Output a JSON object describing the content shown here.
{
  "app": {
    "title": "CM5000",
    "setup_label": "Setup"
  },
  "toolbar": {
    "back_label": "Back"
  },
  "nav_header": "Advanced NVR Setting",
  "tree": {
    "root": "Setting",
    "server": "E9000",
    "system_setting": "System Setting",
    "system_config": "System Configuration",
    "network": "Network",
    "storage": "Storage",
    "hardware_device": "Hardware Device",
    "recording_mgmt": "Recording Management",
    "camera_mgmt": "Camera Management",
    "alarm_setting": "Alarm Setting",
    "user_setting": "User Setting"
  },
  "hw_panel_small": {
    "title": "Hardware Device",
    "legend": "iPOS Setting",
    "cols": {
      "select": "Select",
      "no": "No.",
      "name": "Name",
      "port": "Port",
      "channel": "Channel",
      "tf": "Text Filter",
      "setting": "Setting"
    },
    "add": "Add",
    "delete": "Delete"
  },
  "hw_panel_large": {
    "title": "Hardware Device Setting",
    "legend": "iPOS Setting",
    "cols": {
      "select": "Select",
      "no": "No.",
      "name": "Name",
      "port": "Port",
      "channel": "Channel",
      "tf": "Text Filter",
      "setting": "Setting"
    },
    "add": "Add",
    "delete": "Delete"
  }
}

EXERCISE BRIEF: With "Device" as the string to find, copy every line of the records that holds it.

ANSWER SECTION:
    "hardware_device": "Hardware Device",
    "title": "Hardware Device",
    "title": "Hardware Device Setting",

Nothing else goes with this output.